**Exercise description:**
Go through the records below line by line, counting those that contain the word "Shift"; answer with the count only.

**Provided records:**
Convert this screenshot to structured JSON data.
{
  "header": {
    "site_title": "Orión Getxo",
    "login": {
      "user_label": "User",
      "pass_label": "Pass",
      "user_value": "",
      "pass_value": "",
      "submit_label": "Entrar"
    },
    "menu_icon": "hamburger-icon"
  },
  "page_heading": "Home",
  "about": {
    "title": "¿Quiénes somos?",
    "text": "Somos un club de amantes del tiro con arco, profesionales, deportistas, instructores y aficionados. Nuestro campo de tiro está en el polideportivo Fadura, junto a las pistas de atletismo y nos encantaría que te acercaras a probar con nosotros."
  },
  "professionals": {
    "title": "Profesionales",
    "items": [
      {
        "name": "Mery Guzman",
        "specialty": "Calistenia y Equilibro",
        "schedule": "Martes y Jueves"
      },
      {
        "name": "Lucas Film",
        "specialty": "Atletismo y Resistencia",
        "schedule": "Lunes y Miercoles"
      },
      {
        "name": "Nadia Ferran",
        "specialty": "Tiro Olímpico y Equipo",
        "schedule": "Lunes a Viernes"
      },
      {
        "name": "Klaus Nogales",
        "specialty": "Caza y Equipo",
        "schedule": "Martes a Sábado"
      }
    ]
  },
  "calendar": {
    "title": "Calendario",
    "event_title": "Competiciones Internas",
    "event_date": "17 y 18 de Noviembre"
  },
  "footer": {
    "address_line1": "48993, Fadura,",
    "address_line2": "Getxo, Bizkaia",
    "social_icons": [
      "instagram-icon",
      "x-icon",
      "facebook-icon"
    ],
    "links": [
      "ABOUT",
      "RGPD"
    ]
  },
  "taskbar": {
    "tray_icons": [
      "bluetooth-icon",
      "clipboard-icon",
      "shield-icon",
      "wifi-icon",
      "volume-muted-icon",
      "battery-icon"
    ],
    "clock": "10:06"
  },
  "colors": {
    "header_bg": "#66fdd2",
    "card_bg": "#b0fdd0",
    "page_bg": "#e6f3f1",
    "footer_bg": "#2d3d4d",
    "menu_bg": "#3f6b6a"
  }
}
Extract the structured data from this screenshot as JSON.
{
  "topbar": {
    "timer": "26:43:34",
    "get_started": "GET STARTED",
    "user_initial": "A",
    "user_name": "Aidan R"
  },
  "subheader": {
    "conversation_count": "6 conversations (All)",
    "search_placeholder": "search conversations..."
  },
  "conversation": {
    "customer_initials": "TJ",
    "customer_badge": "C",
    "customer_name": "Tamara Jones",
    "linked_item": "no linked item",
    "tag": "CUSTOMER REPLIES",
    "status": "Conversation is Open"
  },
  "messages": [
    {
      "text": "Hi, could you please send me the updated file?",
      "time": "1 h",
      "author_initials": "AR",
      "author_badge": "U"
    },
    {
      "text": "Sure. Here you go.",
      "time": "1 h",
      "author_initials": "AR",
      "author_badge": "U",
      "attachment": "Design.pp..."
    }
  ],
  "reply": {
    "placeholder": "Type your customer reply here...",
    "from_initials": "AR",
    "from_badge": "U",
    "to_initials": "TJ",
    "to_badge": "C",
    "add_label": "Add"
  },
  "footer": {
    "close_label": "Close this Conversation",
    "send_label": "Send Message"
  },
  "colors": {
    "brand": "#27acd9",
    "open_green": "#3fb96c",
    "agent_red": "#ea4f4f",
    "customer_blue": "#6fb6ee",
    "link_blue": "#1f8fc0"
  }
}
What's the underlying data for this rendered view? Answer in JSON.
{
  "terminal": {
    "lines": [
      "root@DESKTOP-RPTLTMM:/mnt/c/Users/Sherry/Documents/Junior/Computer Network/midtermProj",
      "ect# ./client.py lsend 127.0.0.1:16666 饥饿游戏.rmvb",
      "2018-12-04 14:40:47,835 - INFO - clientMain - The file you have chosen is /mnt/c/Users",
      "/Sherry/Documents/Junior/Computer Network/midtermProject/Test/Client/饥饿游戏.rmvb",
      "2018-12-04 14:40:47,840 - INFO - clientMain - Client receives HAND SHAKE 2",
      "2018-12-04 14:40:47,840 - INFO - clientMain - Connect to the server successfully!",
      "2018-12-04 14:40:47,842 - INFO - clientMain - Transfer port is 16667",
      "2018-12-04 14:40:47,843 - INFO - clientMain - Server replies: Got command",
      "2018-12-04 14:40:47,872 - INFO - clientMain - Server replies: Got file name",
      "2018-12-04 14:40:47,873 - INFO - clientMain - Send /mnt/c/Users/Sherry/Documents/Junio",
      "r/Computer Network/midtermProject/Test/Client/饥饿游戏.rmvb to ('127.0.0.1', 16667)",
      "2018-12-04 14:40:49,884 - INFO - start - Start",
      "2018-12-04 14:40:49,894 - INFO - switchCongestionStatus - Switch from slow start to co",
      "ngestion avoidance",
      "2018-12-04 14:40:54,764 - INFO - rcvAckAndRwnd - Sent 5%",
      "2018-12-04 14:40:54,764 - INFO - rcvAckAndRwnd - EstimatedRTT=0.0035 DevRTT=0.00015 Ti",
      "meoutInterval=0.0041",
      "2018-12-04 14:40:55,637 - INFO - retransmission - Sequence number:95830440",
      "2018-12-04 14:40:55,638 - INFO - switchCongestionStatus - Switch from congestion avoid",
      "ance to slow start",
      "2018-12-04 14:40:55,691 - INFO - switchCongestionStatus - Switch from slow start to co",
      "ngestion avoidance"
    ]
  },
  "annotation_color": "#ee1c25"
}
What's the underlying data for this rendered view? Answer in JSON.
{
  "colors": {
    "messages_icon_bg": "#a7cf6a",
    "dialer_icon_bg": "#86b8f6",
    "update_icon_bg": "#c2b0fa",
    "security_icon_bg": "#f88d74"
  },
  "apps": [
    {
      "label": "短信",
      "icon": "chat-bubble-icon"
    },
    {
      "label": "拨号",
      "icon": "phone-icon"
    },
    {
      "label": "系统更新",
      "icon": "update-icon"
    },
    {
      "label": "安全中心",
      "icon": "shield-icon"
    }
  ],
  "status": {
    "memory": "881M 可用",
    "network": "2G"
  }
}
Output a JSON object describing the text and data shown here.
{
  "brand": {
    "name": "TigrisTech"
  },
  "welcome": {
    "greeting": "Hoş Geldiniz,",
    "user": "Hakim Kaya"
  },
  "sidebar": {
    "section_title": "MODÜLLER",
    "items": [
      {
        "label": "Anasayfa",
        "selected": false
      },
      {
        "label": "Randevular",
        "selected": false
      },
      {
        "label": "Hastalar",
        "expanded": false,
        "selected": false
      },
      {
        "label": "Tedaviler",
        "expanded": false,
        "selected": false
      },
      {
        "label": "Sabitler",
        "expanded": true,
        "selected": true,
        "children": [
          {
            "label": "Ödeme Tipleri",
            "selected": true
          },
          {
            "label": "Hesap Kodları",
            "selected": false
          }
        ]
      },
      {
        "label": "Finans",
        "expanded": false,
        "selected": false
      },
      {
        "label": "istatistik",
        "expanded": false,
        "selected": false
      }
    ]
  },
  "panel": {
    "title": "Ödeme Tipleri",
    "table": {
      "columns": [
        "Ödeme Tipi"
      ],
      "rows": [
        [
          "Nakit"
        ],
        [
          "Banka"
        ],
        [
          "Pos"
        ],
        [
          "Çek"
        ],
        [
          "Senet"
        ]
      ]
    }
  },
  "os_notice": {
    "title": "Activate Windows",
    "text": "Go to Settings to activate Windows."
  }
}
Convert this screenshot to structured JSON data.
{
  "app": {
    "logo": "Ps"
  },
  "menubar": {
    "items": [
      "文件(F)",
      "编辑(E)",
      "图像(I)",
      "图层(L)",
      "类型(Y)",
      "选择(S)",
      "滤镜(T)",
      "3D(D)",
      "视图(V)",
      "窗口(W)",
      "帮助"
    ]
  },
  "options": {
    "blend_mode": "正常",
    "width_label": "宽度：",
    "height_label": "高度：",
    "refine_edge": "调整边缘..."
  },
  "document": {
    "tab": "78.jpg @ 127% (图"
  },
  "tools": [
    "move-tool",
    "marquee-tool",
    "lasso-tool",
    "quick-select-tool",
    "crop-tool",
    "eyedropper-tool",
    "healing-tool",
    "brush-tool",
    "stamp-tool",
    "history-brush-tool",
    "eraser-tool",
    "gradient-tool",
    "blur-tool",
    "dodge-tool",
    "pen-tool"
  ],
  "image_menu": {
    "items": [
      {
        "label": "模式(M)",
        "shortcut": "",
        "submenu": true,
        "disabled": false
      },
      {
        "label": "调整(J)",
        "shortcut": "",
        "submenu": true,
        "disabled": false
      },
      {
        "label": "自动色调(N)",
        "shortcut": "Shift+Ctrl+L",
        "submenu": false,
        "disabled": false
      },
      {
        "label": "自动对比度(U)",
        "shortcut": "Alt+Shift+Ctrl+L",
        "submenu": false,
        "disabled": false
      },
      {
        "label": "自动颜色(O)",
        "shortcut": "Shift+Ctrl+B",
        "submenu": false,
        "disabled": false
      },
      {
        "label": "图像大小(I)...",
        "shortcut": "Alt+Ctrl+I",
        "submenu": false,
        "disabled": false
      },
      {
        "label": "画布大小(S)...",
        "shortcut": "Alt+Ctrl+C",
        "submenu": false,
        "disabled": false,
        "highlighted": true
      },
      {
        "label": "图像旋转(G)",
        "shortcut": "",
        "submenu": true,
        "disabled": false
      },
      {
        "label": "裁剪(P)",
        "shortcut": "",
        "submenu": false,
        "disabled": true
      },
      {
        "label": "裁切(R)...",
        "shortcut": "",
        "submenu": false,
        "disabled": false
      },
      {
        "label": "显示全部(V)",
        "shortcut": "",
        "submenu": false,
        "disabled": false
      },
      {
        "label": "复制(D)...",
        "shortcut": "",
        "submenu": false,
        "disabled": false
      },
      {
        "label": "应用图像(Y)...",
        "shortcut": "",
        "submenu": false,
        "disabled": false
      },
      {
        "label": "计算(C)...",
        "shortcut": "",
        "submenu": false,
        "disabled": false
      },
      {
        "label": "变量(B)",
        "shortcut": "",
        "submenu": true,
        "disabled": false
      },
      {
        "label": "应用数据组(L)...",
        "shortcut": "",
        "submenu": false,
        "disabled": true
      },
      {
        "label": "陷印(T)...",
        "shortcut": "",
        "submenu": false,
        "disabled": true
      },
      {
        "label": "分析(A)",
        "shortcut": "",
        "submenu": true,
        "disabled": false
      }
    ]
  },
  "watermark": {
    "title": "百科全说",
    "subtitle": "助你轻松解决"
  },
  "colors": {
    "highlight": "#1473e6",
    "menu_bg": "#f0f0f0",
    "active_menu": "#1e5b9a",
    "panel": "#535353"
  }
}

**Written response:**
3